The court is determining the feasibility of matters being heard using remote-access technology.
The Family Court registry in Sydney’s Goulburn Street will reopen today after being closed for cleaning prompted by a legal practitioner testing positive for COVID-19.
All new NSW Supreme and District Court jury trials remain suspended until further notice.
Wednesday’s weatherMostly clear. Light winds Min.Max.CBD1526Parramatta1227
Hundreds of travellers in Central Australia who had plans to celebrate New Year’s Eve in Melbourne and Sydney were left stranded overnight when Jetstar cancelled two flights out of Uluru.
- Jetstar said IT issues were behind the cancellation of flights to Sydney and Melbourne
- Hundreds of passengers were bused more than 450 kilometres to Alice Springs to spend New Year’s Eve in the town
- Virgin and Qantas boarded their flights during the internet outage, using manual methods to check passengers in
Instead of travelling to Sydney and Melbourne, an estimated 250-300 passengers were bused more than 450 kilometres to Alice Springs where they arrived after 11pm before being placed on alternate flights on Wednesday.
Jetstar said the flights were cancelled due to a ‘Telstra IT issue’ affecting check-in systems.
Canadian Wade Kelly, who now lives Melbourne, said it was an extremely frustrating day.
“We sit on the floor [at the airport] for six hours, in that time there’s three to four announcements — Qantas and Virgin are able to board their flights, but we’re unable to board our flights, [and there’s] hundreds of people just sitting and waiting,” he said.
“They just kept on saying they couldn’t check people in without the internet, [but] somehow Qantas and Virgin still got their flights off”.
Qantas and Virgin both confirmed they had other measures in place to check passengers onto their flights despite the outage, though the Qantas flight was delayed by almost two hours.
‘It was unbelievable incompetence’
Mr Kelly said the only communication from the airline had been announcements at the airport saying there was an internet issue preventing check-in, and then a single email apologising for the inconvenience.
“It’s just unbelievable, it’s a comedy of errors, I don’t blame the staff but I do blame the administration of Jetstar,” he said.
“It was unbelievable incompetence, everything that should’ve been done wasn’t done and it’s just appalling.
“They’ve ruined everyone’s New Year’s Eve — some of these people have come around the world to be in Sydney or Melbourne for New Year’s, they’ve paid thousands and thousands of dollars.”
Mr Kelly said Jetstar did not explain why the passengers could not stay in Yulara and catch a flight the following day.
Holiday plans stay grounded
Passengers told the ABC they were given an apple, cheese and crackers, and a muesli bar for dinner, but one traveller said she could not eat any of the food provided as she had diabetes.
Wayne Thompson, NT Manager of the Australian Transit Group, was asked to organise several buses to Uluru from Alice Springs, and he said many of the passengers were upset.

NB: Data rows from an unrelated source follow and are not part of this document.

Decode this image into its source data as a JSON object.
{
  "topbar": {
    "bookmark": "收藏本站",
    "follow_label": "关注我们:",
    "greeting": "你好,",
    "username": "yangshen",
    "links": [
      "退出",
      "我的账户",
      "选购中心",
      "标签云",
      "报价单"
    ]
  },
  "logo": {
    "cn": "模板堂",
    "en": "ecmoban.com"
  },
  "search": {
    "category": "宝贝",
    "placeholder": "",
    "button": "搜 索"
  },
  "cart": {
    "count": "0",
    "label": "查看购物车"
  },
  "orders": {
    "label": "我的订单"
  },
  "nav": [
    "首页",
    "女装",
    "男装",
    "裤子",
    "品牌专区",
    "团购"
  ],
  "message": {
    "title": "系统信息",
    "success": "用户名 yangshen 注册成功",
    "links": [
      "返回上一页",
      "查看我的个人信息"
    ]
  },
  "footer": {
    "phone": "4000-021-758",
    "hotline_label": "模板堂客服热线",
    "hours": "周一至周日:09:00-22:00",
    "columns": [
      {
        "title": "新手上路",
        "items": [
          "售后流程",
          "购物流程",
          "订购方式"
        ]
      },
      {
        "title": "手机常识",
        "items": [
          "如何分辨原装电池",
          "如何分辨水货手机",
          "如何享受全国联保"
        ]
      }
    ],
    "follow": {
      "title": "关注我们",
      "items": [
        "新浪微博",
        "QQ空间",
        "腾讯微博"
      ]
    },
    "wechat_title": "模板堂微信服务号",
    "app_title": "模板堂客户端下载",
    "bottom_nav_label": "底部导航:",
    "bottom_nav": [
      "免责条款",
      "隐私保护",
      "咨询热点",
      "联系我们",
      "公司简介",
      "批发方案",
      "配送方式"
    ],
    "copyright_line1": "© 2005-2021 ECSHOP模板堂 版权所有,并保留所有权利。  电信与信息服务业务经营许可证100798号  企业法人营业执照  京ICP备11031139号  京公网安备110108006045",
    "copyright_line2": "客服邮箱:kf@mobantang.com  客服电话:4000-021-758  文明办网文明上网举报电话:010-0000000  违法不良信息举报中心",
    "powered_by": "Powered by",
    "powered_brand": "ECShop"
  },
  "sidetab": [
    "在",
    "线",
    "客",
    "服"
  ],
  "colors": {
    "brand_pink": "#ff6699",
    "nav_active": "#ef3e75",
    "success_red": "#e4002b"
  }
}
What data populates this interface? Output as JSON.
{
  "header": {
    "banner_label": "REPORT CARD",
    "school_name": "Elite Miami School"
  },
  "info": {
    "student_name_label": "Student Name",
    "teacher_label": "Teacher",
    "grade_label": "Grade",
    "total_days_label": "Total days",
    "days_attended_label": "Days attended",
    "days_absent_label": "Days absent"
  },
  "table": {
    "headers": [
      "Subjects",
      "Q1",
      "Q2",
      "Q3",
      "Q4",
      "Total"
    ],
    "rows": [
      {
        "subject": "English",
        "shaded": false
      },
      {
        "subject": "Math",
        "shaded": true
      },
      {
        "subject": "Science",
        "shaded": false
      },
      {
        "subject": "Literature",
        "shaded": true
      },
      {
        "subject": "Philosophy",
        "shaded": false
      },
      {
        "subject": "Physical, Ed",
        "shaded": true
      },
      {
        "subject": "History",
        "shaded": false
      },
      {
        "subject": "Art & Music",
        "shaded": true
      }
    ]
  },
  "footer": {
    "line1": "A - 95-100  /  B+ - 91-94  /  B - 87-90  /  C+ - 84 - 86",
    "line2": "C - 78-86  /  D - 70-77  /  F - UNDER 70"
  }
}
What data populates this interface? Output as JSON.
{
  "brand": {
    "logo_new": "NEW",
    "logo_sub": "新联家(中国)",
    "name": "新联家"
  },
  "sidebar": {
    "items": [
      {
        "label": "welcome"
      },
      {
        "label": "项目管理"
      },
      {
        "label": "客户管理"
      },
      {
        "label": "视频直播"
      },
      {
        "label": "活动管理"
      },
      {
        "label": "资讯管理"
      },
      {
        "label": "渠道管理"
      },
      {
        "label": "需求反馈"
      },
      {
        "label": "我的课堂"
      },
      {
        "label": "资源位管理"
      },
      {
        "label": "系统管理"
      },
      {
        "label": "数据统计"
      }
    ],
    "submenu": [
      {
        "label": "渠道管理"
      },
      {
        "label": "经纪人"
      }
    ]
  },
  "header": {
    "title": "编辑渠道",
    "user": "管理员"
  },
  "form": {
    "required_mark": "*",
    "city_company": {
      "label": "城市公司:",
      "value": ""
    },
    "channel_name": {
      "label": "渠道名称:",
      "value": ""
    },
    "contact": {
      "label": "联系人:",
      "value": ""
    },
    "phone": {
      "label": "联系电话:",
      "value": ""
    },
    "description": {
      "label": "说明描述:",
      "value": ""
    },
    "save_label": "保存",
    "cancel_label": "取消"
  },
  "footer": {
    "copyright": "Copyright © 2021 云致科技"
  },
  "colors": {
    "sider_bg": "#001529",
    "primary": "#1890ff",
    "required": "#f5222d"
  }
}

“Talking to a couple of the Japanese younger couples, I felt very sorry for them because they had purchased premium rooms over Sydney Harbour to view the bridge to watch New Year’s Eve [fireworks] from their hotel room” he said.
Jetstar issued a statement saying all affected customers were provided accommodation, meal allowances and transport to and from hotels.
“A Telsta IT issue affected our airport check-in systems at Uluru (Ayres Rock Airport) yesterday, impacting two of our flights” the statement read.
“We appreciate delays are frustrating, particularly at this time of year and apologise to customers for the impact to their journey.”
Telstra confirmed it had a loss of mains power at the Indulkana telephone exchange in the APY Lands which impacted fixed line services in the region.
A Telstra spokesperson said a temporary generator was transported from Alice Springs and all services were restored at approximately 6pm on New Year’s Eve.
The spokesperson said the cause of the power loss was not yet known.